The number of Virginia households that identify as ALICE—Asset Limited, Income Constrained, Employed—grew 8 percent between 2007 and 2018, even as the number of households in poverty remained flat and the state’s economy improved under traditional measures.
According to the second major study of this population conducted by United for ALICE—a coalition of United Ways, corporations, nonprofits and foundations—29 percent of all households in the state earn more than the federal poverty level, but not enough to afford basic household necessities—housing, child care, food, transportation, health care and technology.
That amount—the ALICE threshold—in Virginia is $29,580 per year for a single adult, $31,752 for a single senior and $78,528 for a family of four with one infant and one preschooler.
By contrast, the report estimates that a household stability budget—which includes a savings category equal to 10 percent of a budget that would allow the household to weather unexpected financial crises such as COVID-19—for a single adult is $53,400 per year.
For a family with two school-aged children, it is $113,004 and for a family with two children in child care, it is $128,784.
The new report, released Wednesday, is a follow-up to the first, which came out in 2017. At that time, 20 percent of Virginia households lived below the ALICE threshold.
The number of households living in poverty—10 percent—has stayed flat, the report found.
Sarah Walsh, chief impact officer for the Rappahannock United Way, attributed the rising number of ALICE households to the fact that although more jobs were added to the economy between 2007 and 2018, the majority of them were hourly, not salaried.
The report shows that the number of low-wage jobs grew from 1.2 million to 1.6 million, while the number of high-wage jobs fell from about 900,000 to about 700,000.
At the same time, the cost of household essentials—housing, child care, food, transportation, health care and a smartphone plan—increased an average of 3.3 percent each year between 2007 and 2018.
The new ALICE report also found that Black and Hispanic households, households headed by someone under 25 and single-female-headed households are more likely to live below the ALICE threshold.
Half of Hispanic households and 55 percent of Black households in Virginia are ALICE, as are 73 percent of young households and 76 percent of single-female-headed households. These are also the same households more likely to work in low-wage, hourly jobs.
The Brookings Institute last year found that Black and Hispanic workers and women are over-represented in the low-wage workforce.
Stephanie Hoopes, national director of the ALICE Project, said low wages are “a way to keep these dichotomies going,” preventing young families and families of color from being able to save, access good financial tools or build generational wealth.
They are also the families that have been left more vulnerable to the COVID-19 crisis, she said.
Locally, the percent of all households living under the ALICE threshold ranges from a high of 54 percent in Fredericksburg to a low of 26 percent in King George County. Forty-four percent of Caroline households, 37 percent of Spotsylvania households and 29 percent of Stafford households are ALICE.
The report identifies several strategies for improving ALICE households’ chances of improving their situations. These include access to resources such as internet connectivity, public transportation, publicly funded preschool and public libraries—which the report found are especially important for ALICE families because they provide information on social services and job opportunities, free internet and computer access, a range of free programs and community meetings and a general safe space.

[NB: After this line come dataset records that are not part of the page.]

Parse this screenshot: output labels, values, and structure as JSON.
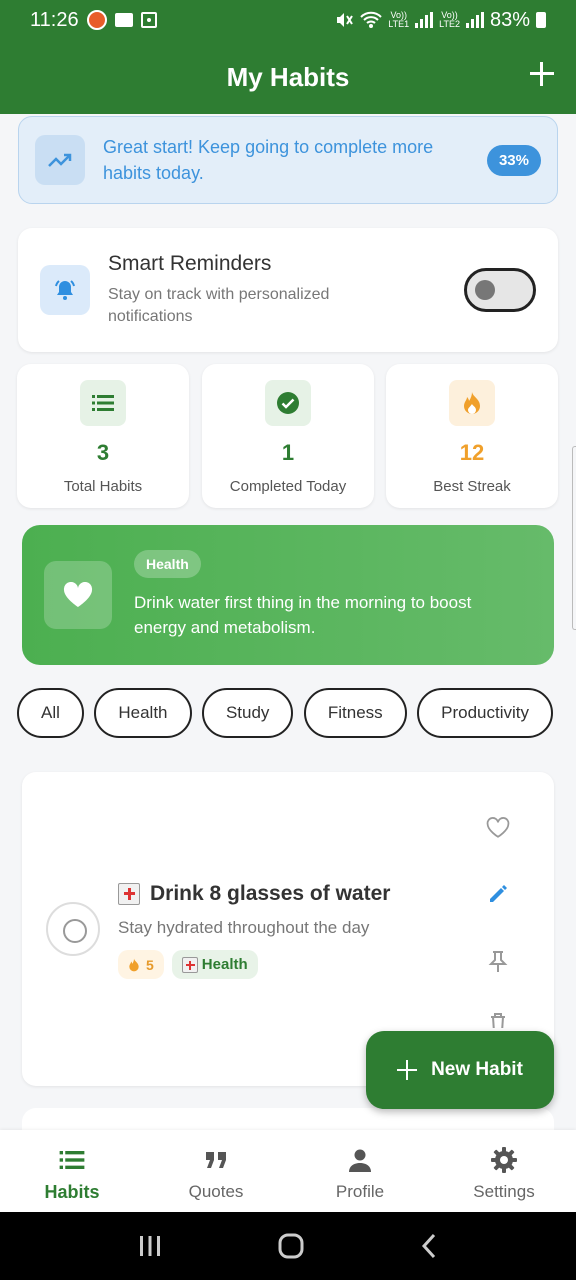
{
  "status_bar": {
    "time": "11:26",
    "net1_top": "Vo))",
    "net1_bottom": "LTE1",
    "net2_top": "Vo))",
    "net2_bottom": "LTE2",
    "battery": "83%"
  },
  "app_bar": {
    "title": "My Habits"
  },
  "progress_banner": {
    "message": "Great start! Keep going to complete more habits today.",
    "percent_label": "33%",
    "percent_value": 33,
    "color": "#3d93dc"
  },
  "reminders": {
    "title": "Smart Reminders",
    "subtitle": "Stay on track with personalized notifications",
    "enabled": false
  },
  "stats": [
    {
      "value": "3",
      "label": "Total Habits",
      "icon": "list-icon",
      "color": "#2e7d32"
    },
    {
      "value": "1",
      "label": "Completed Today",
      "icon": "check-circle-icon",
      "color": "#2e7d32"
    },
    {
      "value": "12",
      "label": "Best Streak",
      "icon": "fire-icon",
      "color": "#f0a02b"
    }
  ],
  "tip": {
    "tag": "Health",
    "text": "Drink water first thing in the morning to boost energy and metabolism.",
    "icon": "heart-icon"
  },
  "filters": [
    "All",
    "Health",
    "Study",
    "Fitness",
    "Productivity"
  ],
  "habits": [
    {
      "title": "Drink 8 glasses of water",
      "description": "Stay hydrated throughout the day",
      "streak": "5",
      "category": "Health",
      "completed": false
    }
  ],
  "fab": {
    "label": "New Habit"
  },
  "bottom_nav": [
    {
      "label": "Habits",
      "icon": "list-icon",
      "active": true
    },
    {
      "label": "Quotes",
      "icon": "quote-icon",
      "active": false
    },
    {
      "label": "Profile",
      "icon": "person-icon",
      "active": false
    },
    {
      "label": "Settings",
      "icon": "gear-icon",
      "active": false
    }
  ],
  "colors": {
    "primary": "#2e7d32",
    "accent_blue": "#3d93dc",
    "streak_orange": "#f0a02b"
  }
}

Sponsors of the 2020 Virginia ALICE report include the United Ways of Virginia as well as Compare.com, Virginia’s community colleges, Atlantic Union Bank and the Virginia Association of Free and Charitable Clinics.